“There’s always lots of horsing around and sort of practical jokes and that’s all there really was to it,” he told TV newscaster One News. Asked if his actions were appropriate, he said: “It’s a very warm, friendly relationship. In that context you’d say yes, but if you look at it now, no.”
Key’s office later said in a statement: “His actions were intended to be light-hearted. It was never his intention to make her feel uncomfortable and he has apologized to her.”
The anonymous waitress told a far different tale on a New Zealand blog, recounting a harrowing series of hair-pulling episodes, in which she repeatedly told Key to stop:

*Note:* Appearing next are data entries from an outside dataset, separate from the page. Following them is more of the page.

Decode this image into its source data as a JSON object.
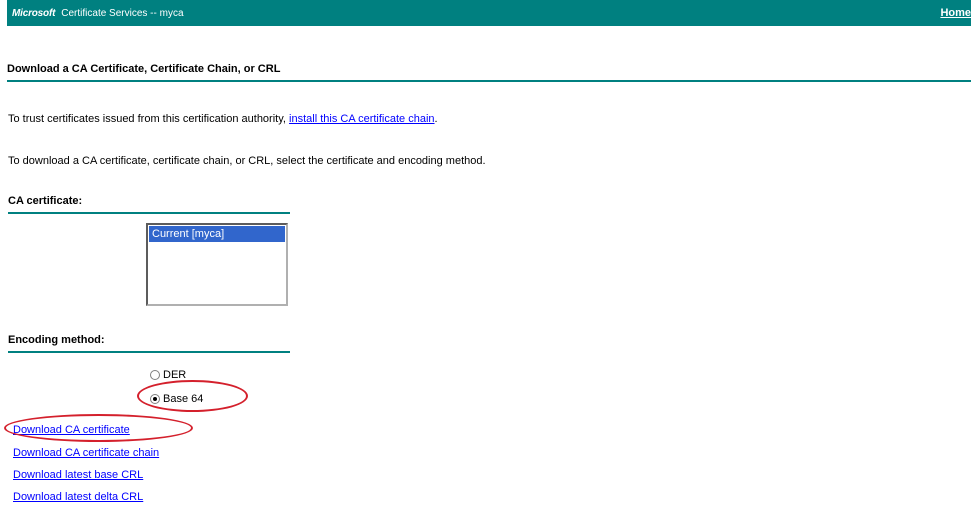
{
  "header": {
    "brand": "Microsoft",
    "title": "Certificate Services  --  myca",
    "home_label": "Home"
  },
  "page": {
    "title": "Download a CA Certificate, Certificate Chain, or CRL",
    "trust_text": "To trust certificates issued from this certification authority, ",
    "trust_link": "install this CA certificate chain",
    "instructions": "To download a CA certificate, certificate chain, or CRL, select the certificate and encoding method."
  },
  "ca_certificate": {
    "label": "CA certificate:",
    "options": [
      "Current [myca]"
    ],
    "selected": "Current [myca]"
  },
  "encoding": {
    "label": "Encoding method:",
    "options": [
      {
        "label": "DER",
        "checked": false
      },
      {
        "label": "Base 64",
        "checked": true
      }
    ]
  },
  "links": {
    "download_ca_cert": "Download CA certificate",
    "download_ca_chain": "Download CA certificate chain",
    "download_base_crl": "Download latest base CRL",
    "download_delta_crl": "Download latest delta CRL"
  },
  "colors": {
    "header_bg": "#008080",
    "link": "#0000ff",
    "selection": "#3166cc",
    "annotation": "#d4202c"
  }
}
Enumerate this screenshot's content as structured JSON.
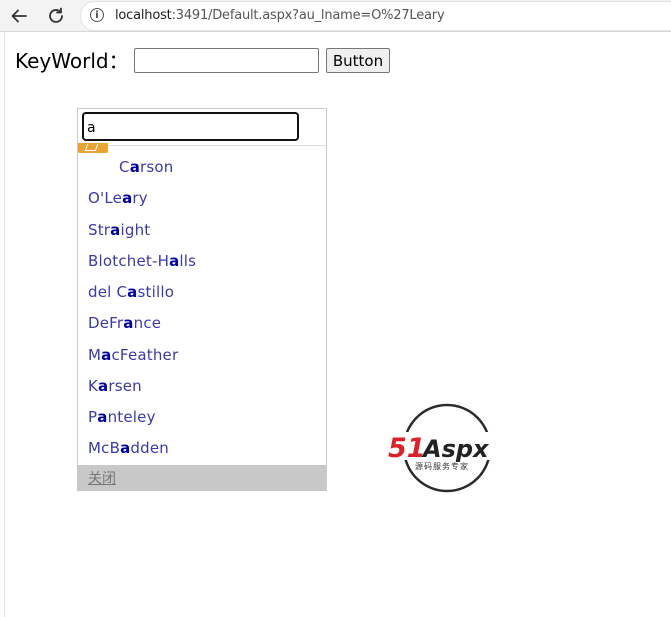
{
  "browser": {
    "url_host": "localhost",
    "url_path": ":3491/Default.aspx?au_lname=O%27Leary"
  },
  "form": {
    "label": "KeyWorld：",
    "keyword_value": "",
    "button_label": "Button"
  },
  "autocomplete": {
    "query": "a",
    "items": [
      {
        "pre": "C",
        "match": "a",
        "post": "rson"
      },
      {
        "pre": "O'Le",
        "match": "a",
        "post": "ry"
      },
      {
        "pre": "Str",
        "match": "a",
        "post": "ight"
      },
      {
        "pre": "Blotchet-H",
        "match": "a",
        "post": "lls"
      },
      {
        "pre": "del C",
        "match": "a",
        "post": "stillo"
      },
      {
        "pre": "DeFr",
        "match": "a",
        "post": "nce"
      },
      {
        "pre": "M",
        "match": "a",
        "post": "cFeather"
      },
      {
        "pre": "K",
        "match": "a",
        "post": "rsen"
      },
      {
        "pre": "P",
        "match": "a",
        "post": "nteley"
      },
      {
        "pre": "McB",
        "match": "a",
        "post": "dden"
      }
    ],
    "close_label": "关闭"
  },
  "logo": {
    "brand_num": "51",
    "brand_text": "Aspx",
    "tagline": "源码服务专家"
  },
  "icons": {
    "back": "back-arrow-icon",
    "reload": "reload-icon",
    "info": "info-icon"
  }
}
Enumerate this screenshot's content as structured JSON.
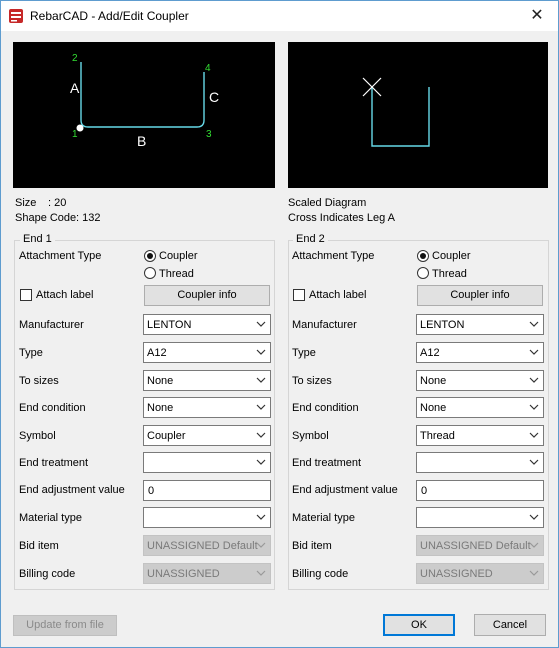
{
  "window": {
    "title": "RebarCAD - Add/Edit Coupler",
    "close_glyph": "✕"
  },
  "shape_diagram": {
    "labels": {
      "A": "A",
      "B": "B",
      "C": "C",
      "n1": "1",
      "n2": "2",
      "n3": "3",
      "n4": "4"
    }
  },
  "info": {
    "size_label": "Size",
    "size_value": ": 20",
    "shape_code_label": "Shape Code",
    "shape_code_value": ": 132",
    "scaled_label": "Scaled Diagram",
    "cross_label": "Cross Indicates Leg A"
  },
  "row_labels": {
    "attachment_type": "Attachment Type",
    "attach_label": "Attach label",
    "manufacturer": "Manufacturer",
    "type": "Type",
    "to_sizes": "To sizes",
    "end_condition": "End condition",
    "symbol": "Symbol",
    "end_treatment": "End treatment",
    "end_adjustment_value": "End adjustment value",
    "material_type": "Material type",
    "bid_item": "Bid item",
    "billing_code": "Billing code"
  },
  "end1": {
    "title": "End 1",
    "radio_coupler": "Coupler",
    "radio_thread": "Thread",
    "selected": "Coupler",
    "attach_label_checked": false,
    "coupler_info_button": "Coupler info",
    "manufacturer": "LENTON",
    "type": "A12",
    "to_sizes": "None",
    "end_condition": "None",
    "symbol": "Coupler",
    "end_treatment": "",
    "end_adjustment_value": "0",
    "material_type": "",
    "bid_item": "UNASSIGNED  Default",
    "billing_code": "UNASSIGNED"
  },
  "end2": {
    "title": "End 2",
    "radio_coupler": "Coupler",
    "radio_thread": "Thread",
    "selected": "Coupler",
    "attach_label_checked": false,
    "coupler_info_button": "Coupler info",
    "manufacturer": "LENTON",
    "type": "A12",
    "to_sizes": "None",
    "end_condition": "None",
    "symbol": "Thread",
    "end_treatment": "",
    "end_adjustment_value": "0",
    "material_type": "",
    "bid_item": "UNASSIGNED  Default",
    "billing_code": "UNASSIGNED"
  },
  "footer": {
    "update_from_file": "Update from file",
    "ok": "OK",
    "cancel": "Cancel"
  },
  "colors": {
    "diagram_line": "#66d9e8",
    "node_label": "#33dd33",
    "accent": "#0078d7"
  }
}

He was like the school yard bully tugging on the little girls’ hair trying to get a reaction, experiencing that feeling of power over her. I would think to myself, even a five-year-old could tell you that if you pull on a girls’ hair she will not like it, I shouldn’t have to tell the prime minister that I don’t like it when he pulls my hair—talk about stating the obvious!
After one hair-pulling incident, she wrote, “I felt powerless and tormented and I stepped out the back and I cried frustrated tears.”
New Zealand politicians were quick to condemn Key’s strange behavior. “As politicians our job is to make people feel safe at work, not bullied,” the Green Party’s Metieria Tureishe told the New Zealand Herald. “We should expect higher standards of behavior from our prime minister, not this weird hair-pulling.”
“It’s never OK to touch someone without their permission,” New Zealand human rights commissioner Jackie Blue said on her Facebook page. “Talking about what’s acceptable and what isn’t is a conversation worth having and one every New Zealander needs to be part of.”
Key won a decisive re-election victory in September, and is in his third term in office.